Last year, Leicestershire police scanned the faces of 90,000 festival-goers at Download Festival, checking them against a list of wanted criminals across the country. It was the first time anywhere in the UK that facial recognition technology — NeoFace — was used at a public outdoor event.
Privacy campaigners — and Muse frontman Matt Bellamy — expressed their fury at authorities after they casually mentioned the use of the surveillance project on Police Oracle, a police news and information website. Police didn't use any other method to warn festival-goers about the controversial initiative.
Oh, and they keep the data.
"The concept of facial recognition is moving towards a Blade Runner-type future. The question is: did I really give informed and explicit consent to this? Where's the transparency?" Raj Samani, CTO at Intel Security, told Mashable.
"In the case of festivals, it raises a lot of questions around what is done with our data once the event is over," he says.
In order for facial recognition to be of use, the data has to be stored. But it's unclear how the data is stored and protected or for how long it remains and when it's deleted.
It's nearly impossible to find out who the dataset is shared with or cross-referenced against, Christopher Weatherhead, technology officer at Privacy International, told Mashable.
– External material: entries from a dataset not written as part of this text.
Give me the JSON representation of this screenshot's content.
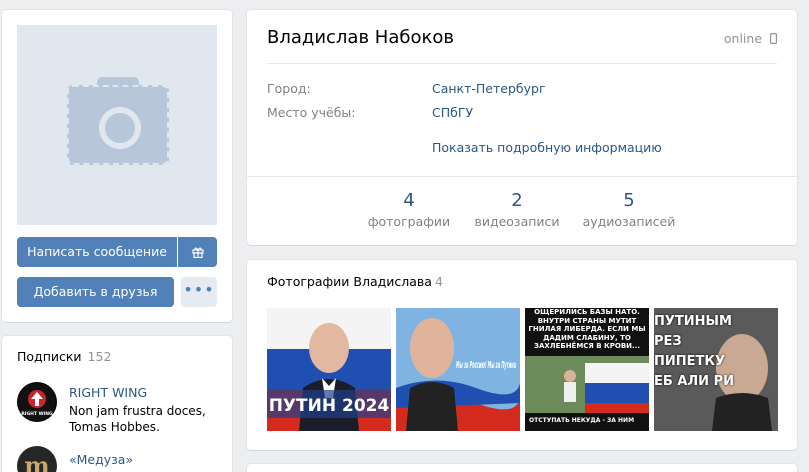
{
  "profile": {
    "name": "Владислав Набоков",
    "status": "online",
    "city_label": "Город:",
    "city_value": "Санкт-Петербург",
    "study_label": "Место учёбы:",
    "study_value": "СПбГУ",
    "more_info": "Показать подробную информацию"
  },
  "counters": [
    {
      "num": "4",
      "label": "фотографии"
    },
    {
      "num": "2",
      "label": "видеозаписи"
    },
    {
      "num": "5",
      "label": "аудиозаписей"
    }
  ],
  "actions": {
    "message": "Написать сообщение",
    "add_friend": "Добавить в друзья",
    "more": "•••"
  },
  "subscriptions": {
    "title": "Подписки",
    "count": "152",
    "items": [
      {
        "name": "RIGHT WING",
        "desc": "Non jam frustra doces, Tomas Hobbes.",
        "avatar_text": "RIGHT WING"
      },
      {
        "name": "«Медуза»",
        "desc": "",
        "avatar_text": "m"
      }
    ]
  },
  "photos": {
    "title": "Фотографии Владислава",
    "count": "4",
    "thumbs": [
      {
        "caption": "ПУТИН 2024"
      },
      {
        "caption": "Мы за Россию! Мы за Путина"
      },
      {
        "caption": "ОЩЕРИЛИСЬ БАЗЫ НАТО. ВНУТРИ СТРАНЫ МУТИТ ГНИЛАЯ ЛИБЕРДА. ЕСЛИ МЫ ДАДИМ СЛАБИНУ, ТО ЗАХЛЕБНЁМСЯ В КРОВИ...",
        "caption2": "ОТСТУПАТЬ НЕКУДА - ЗА НИМ"
      },
      {
        "caption": "ПУТИНЫМ РЕЗ ПИПЕТКУ ЕБ АЛИ РИ"
      }
    ]
  },
  "colors": {
    "accent": "#5181b8",
    "link": "#2a5885",
    "background": "#edeef0"
  }
}
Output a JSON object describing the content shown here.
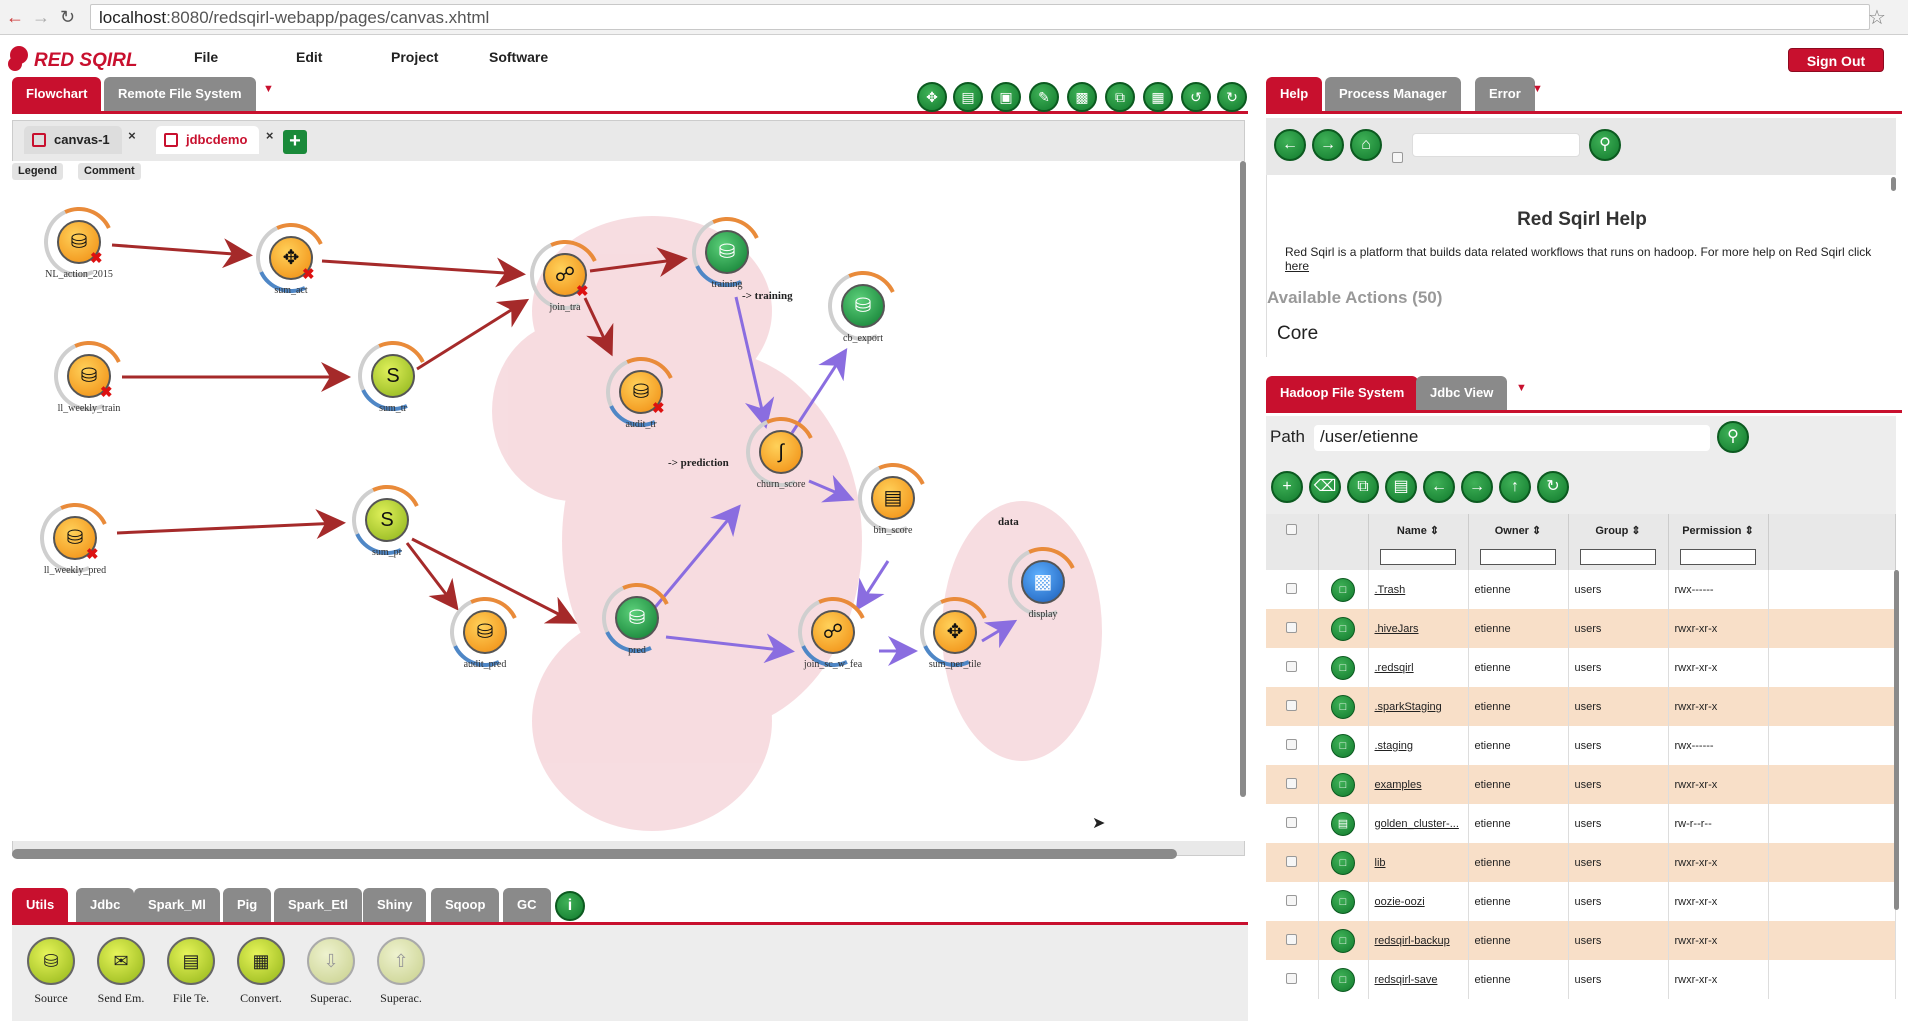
{
  "browser": {
    "url_host": "localhost",
    "url_rest": ":8080/redsqirl-webapp/pages/canvas.xhtml"
  },
  "app": {
    "logo_text": "RED SQIRL",
    "menu": [
      "File",
      "Edit",
      "Project",
      "Software"
    ],
    "sign_out": "Sign Out"
  },
  "left_tabs": [
    "Flowchart",
    "Remote File System"
  ],
  "canvas_tabs": [
    "canvas-1",
    "jdbcdemo"
  ],
  "canvas_buttons": [
    "Legend",
    "Comment"
  ],
  "nodes": [
    {
      "label": "NL_action_2015",
      "type": "or",
      "icon": "database-icon"
    },
    {
      "label": "sum_act",
      "type": "or",
      "icon": "aggregate-icon"
    },
    {
      "label": "join_tra",
      "type": "or",
      "icon": "join-icon"
    },
    {
      "label": "training",
      "type": "gr",
      "icon": "database-icon"
    },
    {
      "label": "cb_export",
      "type": "gr",
      "icon": "database-icon"
    },
    {
      "label": "ll_weekly_train",
      "type": "or",
      "icon": "database-icon"
    },
    {
      "label": "sum_tr",
      "type": "yg",
      "icon": "spark-icon"
    },
    {
      "label": "audit_tr",
      "type": "or",
      "icon": "audit-icon"
    },
    {
      "label": "churn_score",
      "type": "or",
      "icon": "model-icon"
    },
    {
      "label": "bin_score",
      "type": "or",
      "icon": "bin-icon"
    },
    {
      "label": "ll_weekly_pred",
      "type": "or",
      "icon": "database-icon"
    },
    {
      "label": "sum_pr",
      "type": "yg",
      "icon": "spark-icon"
    },
    {
      "label": "audit_pred",
      "type": "or",
      "icon": "audit-icon"
    },
    {
      "label": "pred",
      "type": "gr",
      "icon": "database-icon"
    },
    {
      "label": "join_sc_w_fea",
      "type": "or",
      "icon": "join-icon"
    },
    {
      "label": "sum_per_tile",
      "type": "or",
      "icon": "aggregate-icon"
    },
    {
      "label": "display",
      "type": "bl",
      "icon": "chart-icon"
    }
  ],
  "edge_labels": [
    "-> training",
    "-> prediction",
    "data"
  ],
  "palette_tabs": [
    "Utils",
    "Jdbc",
    "Spark_Ml",
    "Pig",
    "Spark_Etl",
    "Shiny",
    "Sqoop",
    "GC"
  ],
  "palette_tools": [
    {
      "label": "Source",
      "dim": false
    },
    {
      "label": "Send Em.",
      "dim": false
    },
    {
      "label": "File Te.",
      "dim": false
    },
    {
      "label": "Convert.",
      "dim": false
    },
    {
      "label": "Superac.",
      "dim": true
    },
    {
      "label": "Superac.",
      "dim": true
    }
  ],
  "right_top_tabs": [
    "Help",
    "Process Manager",
    "Error"
  ],
  "help": {
    "title": "Red Sqirl Help",
    "text": "Red Sqirl is a platform that builds data related workflows that runs on hadoop. For more help on Red Sqirl click",
    "link": "here",
    "actions_heading": "Available Actions (50)",
    "core": "Core"
  },
  "right_bottom_tabs": [
    "Hadoop File System",
    "Jdbc View"
  ],
  "fs": {
    "path_label": "Path",
    "path_value": "/user/etienne",
    "columns": [
      "Name",
      "Owner",
      "Group",
      "Permission"
    ],
    "rows": [
      {
        "name": ".Trash",
        "owner": "etienne",
        "group": "users",
        "perm": "rwx------",
        "kind": "folder"
      },
      {
        "name": ".hiveJars",
        "owner": "etienne",
        "group": "users",
        "perm": "rwxr-xr-x",
        "kind": "folder"
      },
      {
        "name": ".redsqirl",
        "owner": "etienne",
        "group": "users",
        "perm": "rwxr-xr-x",
        "kind": "folder"
      },
      {
        "name": ".sparkStaging",
        "owner": "etienne",
        "group": "users",
        "perm": "rwxr-xr-x",
        "kind": "folder"
      },
      {
        "name": ".staging",
        "owner": "etienne",
        "group": "users",
        "perm": "rwx------",
        "kind": "folder"
      },
      {
        "name": "examples",
        "owner": "etienne",
        "group": "users",
        "perm": "rwxr-xr-x",
        "kind": "folder"
      },
      {
        "name": "golden_cluster-...",
        "owner": "etienne",
        "group": "users",
        "perm": "rw-r--r--",
        "kind": "file"
      },
      {
        "name": "lib",
        "owner": "etienne",
        "group": "users",
        "perm": "rwxr-xr-x",
        "kind": "folder"
      },
      {
        "name": "oozie-oozi",
        "owner": "etienne",
        "group": "users",
        "perm": "rwxr-xr-x",
        "kind": "folder"
      },
      {
        "name": "redsqirl-backup",
        "owner": "etienne",
        "group": "users",
        "perm": "rwxr-xr-x",
        "kind": "folder"
      },
      {
        "name": "redsqirl-save",
        "owner": "etienne",
        "group": "users",
        "perm": "rwxr-xr-x",
        "kind": "folder"
      }
    ]
  },
  "colors": {
    "brand": "#c8102e",
    "edge_red": "#a52a2a",
    "edge_purple": "#8a6de0"
  }
}
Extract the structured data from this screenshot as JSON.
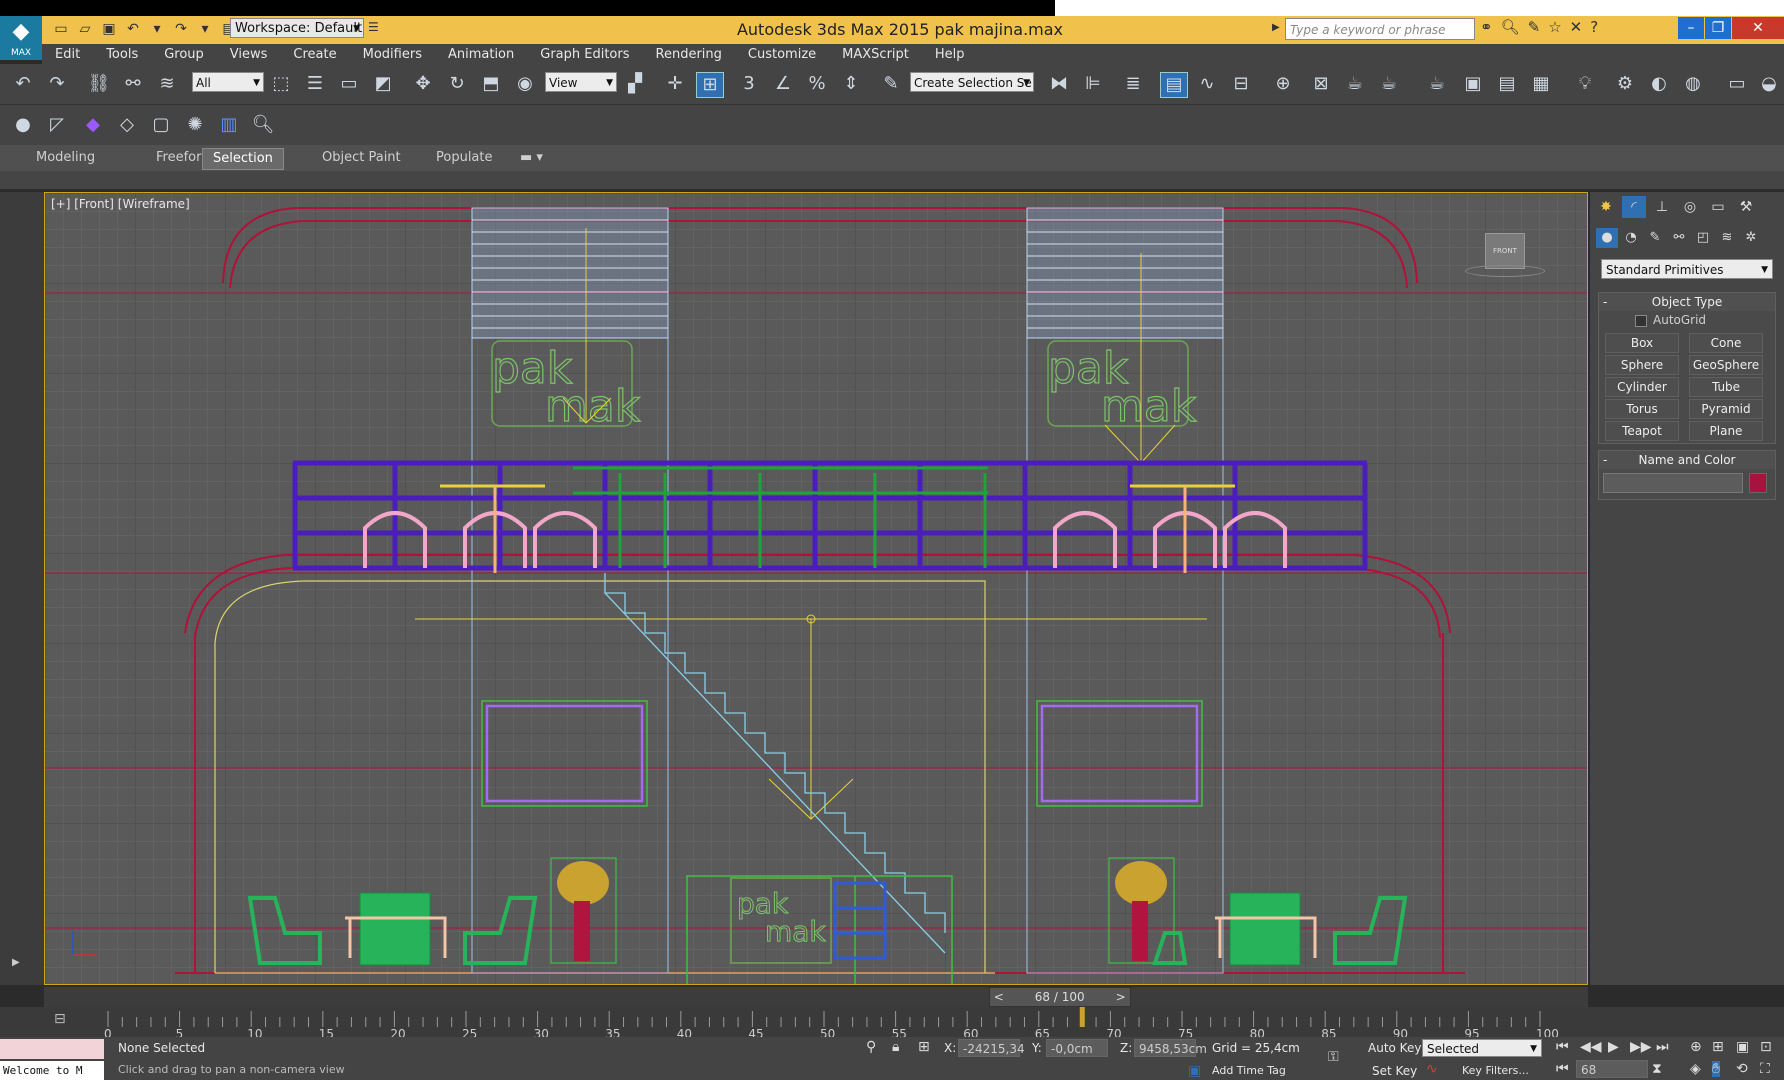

"For example is the imagery being compared to law enforcement databases, medical databases, or social media profiles?" he said.